  29. B. G. Bitler, J. P. Nicodemus, H. Li et al., “Wnt5a suppresses epithelial ovarian cancer by promoting cellular senescence,” Cancer Research, vol. 71, no. 19, pp. 6184–6194, 2011. View at Publisher · View at Google Scholar · View at Scopus
  30. L. Badiglian Filho, C. T. Oshima, F. De Oliveira Lima et al., “Canonical and noncanonical Wnt pathway: a comparison among normal ovary, benign ovarian tumor and ovarian cancer,” Oncology Reports, vol. 21, no. 2, pp. 313–320, 2009. View at Publisher · View at Google Scholar · View at Scopus
  31. C. M. Ho, D. T. Shih, C. C. Hsiao, S. H. Huang, S. F. Chang, and W. F. Cheng, “Gene methylation of human ovarian carcinoma stromal progenitor cells promotes tumorigenesis,” Journal of Translational Medicine, vol. 13, no. 1, p. 367, 2015. View at Publisher · View at Google Scholar · View at Scopus
  32. F. Ozdemir, J. Altinisik, A. Karateke, H. Coksuer, and N. Buyru, “Methylation of tumor suppressor genes in ovarian cancer,” Experimental and Therapeutic Medicine, vol. 4, no. 6, pp. 1092–1096, 2012. View at Publisher · View at Google Scholar · View at Scopus
  33. X. Yang, H. Han, D. D. De Carvalho, F. D. Lay, P. A. Jones, and G. Liang, “Gene body methylation can alter gene expression and is a therapeutic target in cancer,” Cancer Cell, vol. 26, no. 4, pp. 577–590, 2014. View at Publisher · View at Google Scholar · View at Scopus
  34. M. Klasić, J. Krištić, P. Korać et al., “DNA hypomethylation upregulates expression of the MGAT3 gene in HepG2 cells and leads to changes in N-glycosylation of secreted glycoproteins,” Scientific Reports, vol. 6, no. 1, article 24363, 2016. View at Publisher · View at Google Scholar · View at Scopus
  35. S. Yang, B. Wu, H. Sun et al., “Interrupted E2F1-miR-34c-SCF negative feedback loop by hyper-methylation promotes colorectal cancer cell proliferation,” Bioscience Reports, vol. 36, no. 1, article e00293, 2016. View at Publisher · View at Google Scholar · View at Scopus

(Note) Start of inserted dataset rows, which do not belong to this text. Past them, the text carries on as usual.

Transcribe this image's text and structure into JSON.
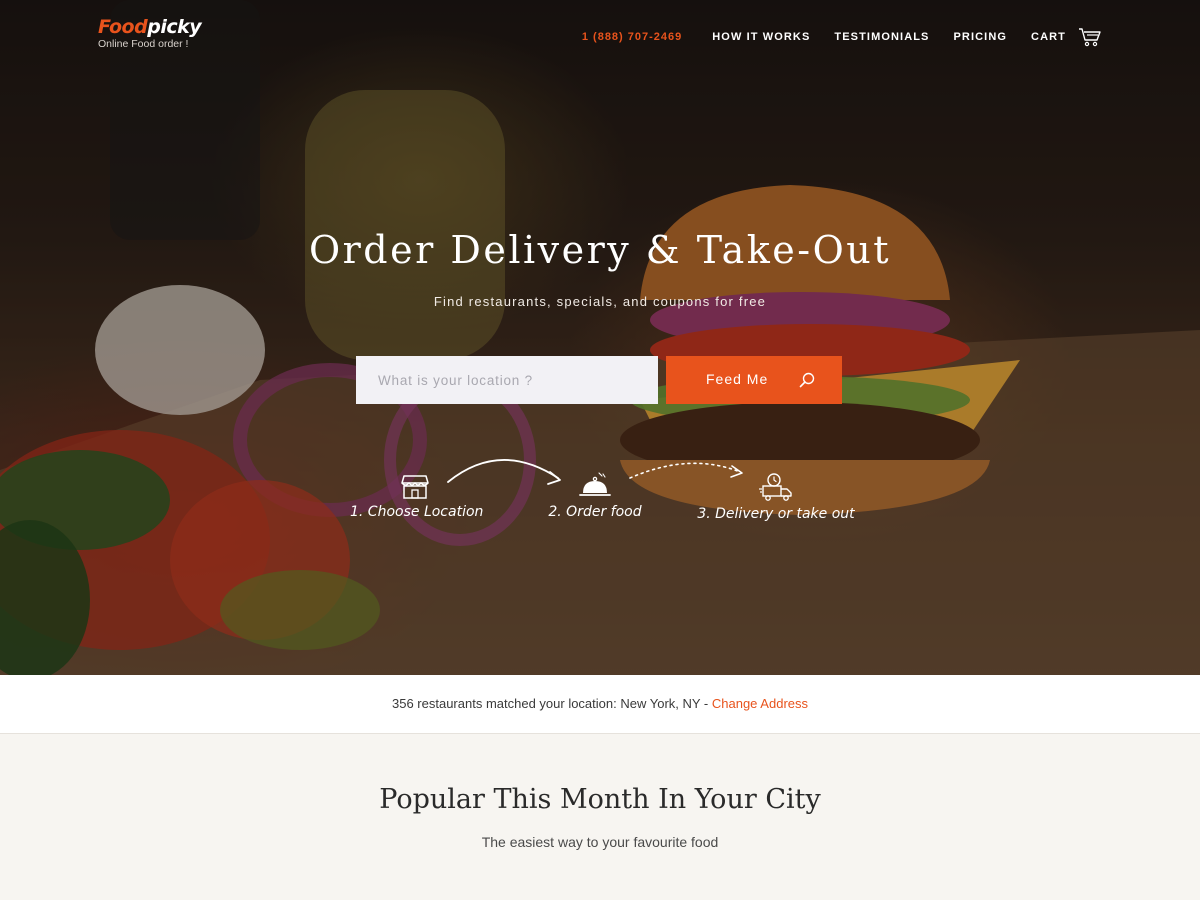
{
  "header": {
    "logo_primary": "Food",
    "logo_secondary": "picky",
    "logo_tagline": "Online Food order !",
    "phone": "1 (888) 707-2469",
    "nav": {
      "how_it_works": "HOW IT WORKS",
      "testimonials": "TESTIMONIALS",
      "pricing": "PRICING",
      "cart": "CART"
    }
  },
  "hero": {
    "title": "Order Delivery & Take-Out",
    "subtitle": "Find restaurants, specials, and coupons for free",
    "search_placeholder": "What is your location ?",
    "search_value": "",
    "button_label": "Feed Me",
    "steps": [
      {
        "label": "1. Choose Location",
        "icon": "store-icon"
      },
      {
        "label": "2. Order food",
        "icon": "cloche-icon"
      },
      {
        "label": "3. Delivery or take out",
        "icon": "delivery-truck-icon"
      }
    ]
  },
  "info_bar": {
    "text": "356 restaurants matched your location: New York, NY - ",
    "link": "Change Address"
  },
  "popular": {
    "title": "Popular This Month In Your City",
    "subtitle": "The easiest way to your favourite food"
  },
  "colors": {
    "accent": "#e8531c",
    "input_bg": "#f2f1f5",
    "page_bg": "#f7f5f1"
  }
}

  36. N. L.-C. Phan, N. Van Trinh, and P. Van Pham, “Low concentrations of 5-aza-2-deoxycytidine induce breast cancer stem cell differentiation by triggering tumor suppressor gene expression,” OncoTargets and Therapy, vol. 9, pp. 49–59, 2016. View at Publisher · View at Google Scholar · View at Scopus
  37. Z. D. Zhivkova, T. Mandova, and I. Doytchinova, “Quantitative structure – pharmacokinetics relationships analysis of basic drugs: volume of distribution,” Journal of Pharmacy & Pharmaceutical Sciences, vol. 18, no. 3, pp. 515–527, 2015. View at Publisher · View at Google Scholar

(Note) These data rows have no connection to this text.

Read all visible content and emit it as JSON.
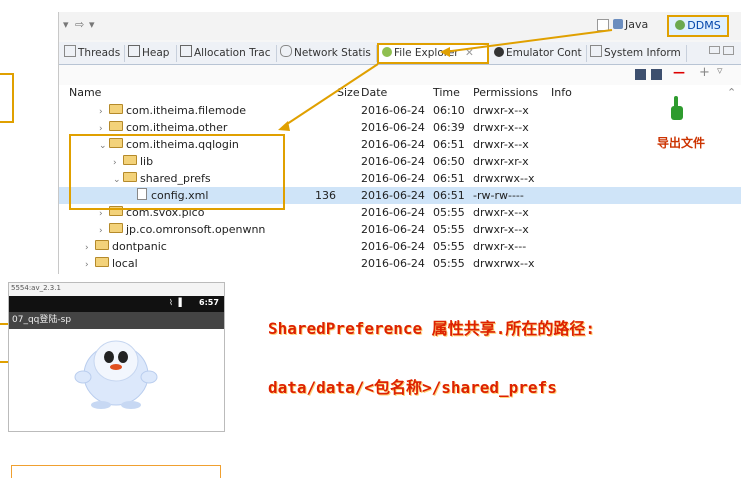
{
  "eclipse": {
    "nav": {
      "back": "▾",
      "fwd": "⇨",
      "more": "▾"
    },
    "perspectives": {
      "java": "Java",
      "ddms": "DDMS"
    },
    "tabs": [
      {
        "label": "Threads"
      },
      {
        "label": "Heap"
      },
      {
        "label": "Allocation Trac"
      },
      {
        "label": "Network Statis"
      },
      {
        "label": "File Explorer",
        "close": "✕"
      },
      {
        "label": "Emulator Cont"
      },
      {
        "label": "System Inform"
      }
    ],
    "table": {
      "headers": {
        "name": "Name",
        "size": "Size",
        "date": "Date",
        "time": "Time",
        "permissions": "Permissions",
        "info": "Info"
      },
      "rows": [
        {
          "chev": "›",
          "name": "com.itheima.filemode",
          "size": "",
          "date": "2016-06-24",
          "time": "06:10",
          "perm": "drwxr-x--x"
        },
        {
          "chev": "›",
          "name": "com.itheima.other",
          "size": "",
          "date": "2016-06-24",
          "time": "06:39",
          "perm": "drwxr-x--x"
        },
        {
          "chev": "⌄",
          "name": "com.itheima.qqlogin",
          "size": "",
          "date": "2016-06-24",
          "time": "06:51",
          "perm": "drwxr-x--x"
        },
        {
          "chev": "›",
          "name": "lib",
          "size": "",
          "date": "2016-06-24",
          "time": "06:50",
          "perm": "drwxr-xr-x"
        },
        {
          "chev": "⌄",
          "name": "shared_prefs",
          "size": "",
          "date": "2016-06-24",
          "time": "06:51",
          "perm": "drwxrwx--x"
        },
        {
          "chev": "",
          "name": "config.xml",
          "size": "136",
          "date": "2016-06-24",
          "time": "06:51",
          "perm": "-rw-rw----"
        },
        {
          "chev": "›",
          "name": "com.svox.pico",
          "size": "",
          "date": "2016-06-24",
          "time": "05:55",
          "perm": "drwxr-x--x"
        },
        {
          "chev": "›",
          "name": "jp.co.omronsoft.openwnn",
          "size": "",
          "date": "2016-06-24",
          "time": "05:55",
          "perm": "drwxr-x--x"
        },
        {
          "chev": "›",
          "name": "dontpanic",
          "size": "",
          "date": "2016-06-24",
          "time": "05:55",
          "perm": "drwxr-x---"
        },
        {
          "chev": "›",
          "name": "local",
          "size": "",
          "date": "2016-06-24",
          "time": "05:55",
          "perm": "drwxrwx--x"
        }
      ]
    },
    "export_label": "导出文件",
    "toolbar": {
      "minus": "—",
      "plus": "+",
      "menu": "▿"
    }
  },
  "phone": {
    "window_title": "5554:av_2.3.1",
    "clock": "6:57",
    "signal": "⌇ ▐",
    "app_title": "07_qq登陆-sp"
  },
  "captions": {
    "line1": "SharedPreference 属性共享.所在的路径:",
    "line2": "data/data/<包名称>/shared_prefs"
  },
  "colors": {
    "highlight_border": "#e0a000",
    "caption_red": "#dd2200",
    "selection": "#cfe4f8"
  }
}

  38. R. Liu, X. H. Zhang, K. Zhang et al., “5-Aza-2-deoxycytidine inhibits retinoblastoma cell by reactivating epigenetically silenced RASSF1A gene,” International Journal of Ophthalmology, vol. 7, no. 1, pp. 51–56, 2014. View at Publisher · View at Google Scholar · View at Scopus
  39. J. M. D. Wheeler, N. E. Beck, H. C. Kim, I. P. M. Tomlinson, N. J. McC. Mortensen, and W. F. Bodmer, “Mechanisms of inactivation of mismatch repair genes in human colorectal cancer cell lines: the predominant role of hMLH1,” Proceedings of the National Academy of Sciences of the United States of America, vol. 96, no. 18, pp. 10296–10301, 1999. View at Publisher · View at Google Scholar · View at Scopus